_What you should do_
Where the word "netto" occurs in a line of the data, return the whole line.

_Given entries_
****

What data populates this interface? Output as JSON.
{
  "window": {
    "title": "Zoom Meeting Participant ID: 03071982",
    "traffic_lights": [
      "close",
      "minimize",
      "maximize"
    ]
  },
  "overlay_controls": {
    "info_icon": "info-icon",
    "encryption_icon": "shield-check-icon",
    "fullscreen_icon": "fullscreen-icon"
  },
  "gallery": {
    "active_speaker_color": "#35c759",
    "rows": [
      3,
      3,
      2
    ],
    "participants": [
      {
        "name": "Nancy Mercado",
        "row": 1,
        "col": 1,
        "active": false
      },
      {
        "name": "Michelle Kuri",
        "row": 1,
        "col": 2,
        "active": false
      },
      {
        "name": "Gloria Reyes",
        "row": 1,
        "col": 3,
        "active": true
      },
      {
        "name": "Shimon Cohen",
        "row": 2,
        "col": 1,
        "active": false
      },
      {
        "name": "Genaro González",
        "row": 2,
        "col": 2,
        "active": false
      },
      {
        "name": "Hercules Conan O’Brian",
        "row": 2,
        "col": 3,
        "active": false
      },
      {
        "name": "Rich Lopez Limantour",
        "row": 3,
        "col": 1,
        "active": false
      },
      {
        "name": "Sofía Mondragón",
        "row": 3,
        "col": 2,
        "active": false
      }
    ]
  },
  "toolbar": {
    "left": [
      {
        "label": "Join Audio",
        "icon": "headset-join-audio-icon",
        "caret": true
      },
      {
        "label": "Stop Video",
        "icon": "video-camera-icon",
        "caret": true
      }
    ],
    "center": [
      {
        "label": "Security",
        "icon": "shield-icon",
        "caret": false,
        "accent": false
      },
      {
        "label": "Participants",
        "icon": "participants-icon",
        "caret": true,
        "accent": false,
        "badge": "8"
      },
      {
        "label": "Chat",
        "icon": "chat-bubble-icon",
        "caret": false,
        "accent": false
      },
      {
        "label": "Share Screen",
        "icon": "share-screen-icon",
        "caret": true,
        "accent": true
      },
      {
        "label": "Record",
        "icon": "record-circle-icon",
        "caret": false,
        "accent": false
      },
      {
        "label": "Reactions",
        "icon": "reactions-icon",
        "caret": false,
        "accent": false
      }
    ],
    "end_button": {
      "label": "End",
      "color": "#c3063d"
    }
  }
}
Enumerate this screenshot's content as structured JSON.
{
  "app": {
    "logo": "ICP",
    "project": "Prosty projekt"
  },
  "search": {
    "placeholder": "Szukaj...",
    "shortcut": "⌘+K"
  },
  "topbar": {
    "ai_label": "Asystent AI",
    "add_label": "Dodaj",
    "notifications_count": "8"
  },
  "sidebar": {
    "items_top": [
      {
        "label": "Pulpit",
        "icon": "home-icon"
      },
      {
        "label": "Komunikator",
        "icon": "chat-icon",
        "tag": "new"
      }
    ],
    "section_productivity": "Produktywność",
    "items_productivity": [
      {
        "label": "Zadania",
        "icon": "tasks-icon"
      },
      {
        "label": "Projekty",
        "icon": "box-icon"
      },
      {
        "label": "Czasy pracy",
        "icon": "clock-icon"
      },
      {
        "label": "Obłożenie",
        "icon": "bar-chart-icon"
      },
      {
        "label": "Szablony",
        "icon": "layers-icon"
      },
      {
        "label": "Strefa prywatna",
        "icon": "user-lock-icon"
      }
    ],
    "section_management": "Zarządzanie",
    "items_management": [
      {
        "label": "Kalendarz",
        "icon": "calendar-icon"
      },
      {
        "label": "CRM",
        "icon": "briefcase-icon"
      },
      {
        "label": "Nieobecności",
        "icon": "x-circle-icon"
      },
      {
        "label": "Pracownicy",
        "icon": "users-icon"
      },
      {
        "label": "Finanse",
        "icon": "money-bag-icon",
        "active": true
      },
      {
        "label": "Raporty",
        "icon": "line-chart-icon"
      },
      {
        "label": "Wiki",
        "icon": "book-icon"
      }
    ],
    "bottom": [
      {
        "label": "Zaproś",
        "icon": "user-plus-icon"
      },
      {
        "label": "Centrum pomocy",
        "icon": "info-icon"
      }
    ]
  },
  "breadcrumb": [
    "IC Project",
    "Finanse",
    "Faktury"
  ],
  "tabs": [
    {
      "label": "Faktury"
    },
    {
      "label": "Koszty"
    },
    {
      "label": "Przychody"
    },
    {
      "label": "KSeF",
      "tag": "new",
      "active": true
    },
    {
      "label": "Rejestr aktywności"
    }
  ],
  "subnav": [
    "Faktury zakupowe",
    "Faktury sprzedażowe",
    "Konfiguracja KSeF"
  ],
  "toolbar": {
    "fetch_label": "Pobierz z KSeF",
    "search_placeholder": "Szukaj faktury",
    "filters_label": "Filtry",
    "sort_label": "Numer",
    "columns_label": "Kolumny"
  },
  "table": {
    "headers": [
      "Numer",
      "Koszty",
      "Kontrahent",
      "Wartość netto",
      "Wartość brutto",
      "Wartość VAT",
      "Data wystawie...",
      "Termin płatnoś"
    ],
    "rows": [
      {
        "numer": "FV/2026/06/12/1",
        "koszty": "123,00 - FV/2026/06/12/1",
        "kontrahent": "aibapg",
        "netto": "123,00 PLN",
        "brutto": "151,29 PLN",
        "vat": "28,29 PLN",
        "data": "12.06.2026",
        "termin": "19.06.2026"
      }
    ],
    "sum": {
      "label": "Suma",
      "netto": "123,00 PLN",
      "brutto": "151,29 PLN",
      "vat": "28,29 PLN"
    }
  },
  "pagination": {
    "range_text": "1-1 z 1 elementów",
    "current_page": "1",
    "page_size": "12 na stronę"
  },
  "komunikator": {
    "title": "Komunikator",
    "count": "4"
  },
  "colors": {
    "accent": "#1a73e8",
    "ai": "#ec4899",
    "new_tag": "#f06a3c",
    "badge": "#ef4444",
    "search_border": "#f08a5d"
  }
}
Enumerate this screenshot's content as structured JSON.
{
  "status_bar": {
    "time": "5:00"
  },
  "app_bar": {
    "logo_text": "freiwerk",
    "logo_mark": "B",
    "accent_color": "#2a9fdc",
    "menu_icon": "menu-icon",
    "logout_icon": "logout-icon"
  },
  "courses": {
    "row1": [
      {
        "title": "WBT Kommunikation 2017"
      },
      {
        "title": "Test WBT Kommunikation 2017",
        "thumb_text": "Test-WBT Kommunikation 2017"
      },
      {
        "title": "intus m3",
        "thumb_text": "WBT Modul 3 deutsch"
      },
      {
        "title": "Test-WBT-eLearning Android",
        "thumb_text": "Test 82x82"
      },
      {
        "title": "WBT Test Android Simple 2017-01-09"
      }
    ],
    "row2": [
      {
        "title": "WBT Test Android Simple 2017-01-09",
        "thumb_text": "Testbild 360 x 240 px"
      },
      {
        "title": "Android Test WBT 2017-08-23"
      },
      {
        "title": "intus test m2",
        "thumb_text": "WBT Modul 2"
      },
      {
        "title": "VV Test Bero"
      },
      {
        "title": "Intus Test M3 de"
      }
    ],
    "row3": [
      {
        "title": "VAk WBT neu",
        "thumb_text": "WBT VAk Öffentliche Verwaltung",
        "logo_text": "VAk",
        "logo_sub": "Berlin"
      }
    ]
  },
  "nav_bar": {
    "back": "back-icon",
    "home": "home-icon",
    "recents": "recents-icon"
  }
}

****

_Finished task_
      "Wartość netto",
        "netto": "123,00 PLN",
      "netto": "123,00 PLN",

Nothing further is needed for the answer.